IRS warns of higher penalties for filing after June 14
The Internal Revenue Service issued a warning Friday to taxpayers who haven’t yet filed their 2018 tax returns that they will face higher tax penalties if they owe taxes and haven’t filed by June 14.
The IRS lowered the threshold for imposing underwithholding and underpayment penalties earlier this year during tax season because of the complications in the 2017 tax law and the various changes it made in the withholding rules, but that still doesn’t change the failure-to-file penalty. The IRS noted that the failure-to-file penalty is assessed if there is unpaid tax and the taxpayer fails to file a tax return or request an extension by the April due date. That penalty is generally 5 percent of the amount of tax for the year that’s not paid by the original return due date. The IRS charges the penalty for each month or part of a month that a tax return is late. If the return is over 60 days late, there’s a minimum penalty, either $210 or 100 percent of the unpaid tax -- whichever is less.
The IRS acknowledged, however, that special deadlines can affect the penalty and interest calculations for those who qualify, such as members of the military in combat zones, taxpayers residing outside the U.S., and those living in federally declared disaster areas.
Taxpayers who live in a combat zone, such as members of the military, can extend the filing deadline. They can find details in Publication 3, Armed Forces’ Tax Guide. For taxpayers who live and work outside the U.S. and Puerto Rico, or on military duty, the deadline to file is June 17. They also have until June 17 to file Form 4868 for an extension until October 15. An extension of time to file is not an extension of time to pay any tax due.
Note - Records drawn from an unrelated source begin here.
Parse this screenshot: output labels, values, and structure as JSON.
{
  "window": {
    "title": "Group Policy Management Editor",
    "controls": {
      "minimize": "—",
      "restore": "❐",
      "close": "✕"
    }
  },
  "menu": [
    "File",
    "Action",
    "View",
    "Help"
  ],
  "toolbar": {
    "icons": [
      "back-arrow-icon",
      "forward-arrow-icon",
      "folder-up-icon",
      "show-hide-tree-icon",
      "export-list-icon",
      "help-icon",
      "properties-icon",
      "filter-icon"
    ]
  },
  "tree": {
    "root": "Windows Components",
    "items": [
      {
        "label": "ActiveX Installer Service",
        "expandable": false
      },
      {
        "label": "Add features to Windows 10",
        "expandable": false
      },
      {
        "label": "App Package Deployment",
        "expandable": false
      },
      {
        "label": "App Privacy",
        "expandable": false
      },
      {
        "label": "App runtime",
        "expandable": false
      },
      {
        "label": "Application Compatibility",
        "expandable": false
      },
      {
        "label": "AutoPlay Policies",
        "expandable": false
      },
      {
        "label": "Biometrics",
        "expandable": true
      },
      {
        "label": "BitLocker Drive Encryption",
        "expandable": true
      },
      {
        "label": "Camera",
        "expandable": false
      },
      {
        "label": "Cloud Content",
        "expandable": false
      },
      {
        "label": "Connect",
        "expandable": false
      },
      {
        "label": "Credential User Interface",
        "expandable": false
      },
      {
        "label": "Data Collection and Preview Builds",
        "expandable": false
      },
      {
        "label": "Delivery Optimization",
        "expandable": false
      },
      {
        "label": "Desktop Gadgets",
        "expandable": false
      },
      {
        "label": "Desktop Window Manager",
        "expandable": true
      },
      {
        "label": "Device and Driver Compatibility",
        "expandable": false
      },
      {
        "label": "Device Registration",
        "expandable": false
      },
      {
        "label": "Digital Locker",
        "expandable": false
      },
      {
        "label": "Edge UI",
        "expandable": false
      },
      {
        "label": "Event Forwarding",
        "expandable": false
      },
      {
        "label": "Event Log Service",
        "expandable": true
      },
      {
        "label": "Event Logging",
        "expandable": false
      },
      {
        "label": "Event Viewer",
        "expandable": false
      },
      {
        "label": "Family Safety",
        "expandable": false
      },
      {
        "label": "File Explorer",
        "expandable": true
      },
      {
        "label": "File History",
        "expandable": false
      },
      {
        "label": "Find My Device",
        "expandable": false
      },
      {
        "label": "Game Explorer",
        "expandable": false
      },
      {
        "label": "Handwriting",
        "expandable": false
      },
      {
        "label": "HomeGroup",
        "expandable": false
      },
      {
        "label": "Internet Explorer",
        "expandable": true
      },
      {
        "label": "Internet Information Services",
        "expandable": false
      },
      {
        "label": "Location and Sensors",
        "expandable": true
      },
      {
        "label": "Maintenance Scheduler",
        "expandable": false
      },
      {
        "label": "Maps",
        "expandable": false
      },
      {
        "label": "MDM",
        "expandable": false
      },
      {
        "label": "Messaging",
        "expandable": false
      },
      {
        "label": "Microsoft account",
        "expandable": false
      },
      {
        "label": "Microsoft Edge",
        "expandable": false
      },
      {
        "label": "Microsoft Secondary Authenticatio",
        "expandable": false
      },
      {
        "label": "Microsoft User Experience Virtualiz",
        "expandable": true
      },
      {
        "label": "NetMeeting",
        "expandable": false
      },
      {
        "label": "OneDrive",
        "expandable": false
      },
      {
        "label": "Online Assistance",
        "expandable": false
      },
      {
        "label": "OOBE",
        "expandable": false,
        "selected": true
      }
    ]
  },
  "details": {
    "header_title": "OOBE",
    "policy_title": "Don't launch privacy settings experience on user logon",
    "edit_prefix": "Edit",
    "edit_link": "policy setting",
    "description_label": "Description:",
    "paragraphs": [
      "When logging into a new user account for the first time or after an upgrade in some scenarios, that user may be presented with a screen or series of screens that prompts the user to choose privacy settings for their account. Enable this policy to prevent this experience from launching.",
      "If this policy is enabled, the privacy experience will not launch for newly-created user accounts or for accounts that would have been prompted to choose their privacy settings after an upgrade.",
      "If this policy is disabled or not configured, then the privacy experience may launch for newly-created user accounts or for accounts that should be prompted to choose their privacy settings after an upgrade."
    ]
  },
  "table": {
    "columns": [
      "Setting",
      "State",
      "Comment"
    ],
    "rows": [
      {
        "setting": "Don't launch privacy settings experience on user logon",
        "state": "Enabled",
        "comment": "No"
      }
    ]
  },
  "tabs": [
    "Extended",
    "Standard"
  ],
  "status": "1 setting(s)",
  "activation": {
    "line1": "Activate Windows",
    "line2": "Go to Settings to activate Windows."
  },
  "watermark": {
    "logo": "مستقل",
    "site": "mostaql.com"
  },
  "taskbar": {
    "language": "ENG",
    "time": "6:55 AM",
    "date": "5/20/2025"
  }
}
Taxpayers who have been affected by a presidentially declared disaster who receive a late filing or late payment penalty notice in the mail from the IRS, and who have filed or paid by the deadline stated in the IRS news release of postponement of the deadlines for filing and/or paying, should call the number on the notice to find out if IRS can abate the tax penalty in the wake of the disaster.
Taxpayers who have filed their taxes and paid on time and haven’t been assessed any penalties for the past three years can often qualify to have the penalty abated. See the First-Time Penalty Abatement page on IRS.gov for further info. Taxpayers who don’t qualify for the first-time penalty relief can still qualify for penalty relief if their failure to file or pay on time was due to reasonable cause and not due to willful neglect. They should read the penalty notice and follow the instructions to ask for the relief. For more, see the Penalty Relief page on IRS.gov.
Earlier this year, the IRS expanded the penalty waiver for those whose 2018 tax withholding and estimated tax payments fell short of their total tax liability for the year. The penalty will be waived this year for any taxpayer who paid at least 80 percent of their total tax liability during the year through federal income tax withholding, quarterly estimated tax payments or a combination of the two. The usual percentage threshold is 90 percent to avoid a penalty, but the IRS lowered the penalty because of requests from Congress and complaints about all the changes in the withholding rules after the new tax law that led many taxpayers to underwithhold and end up owing taxes when they had their tax returns prepared.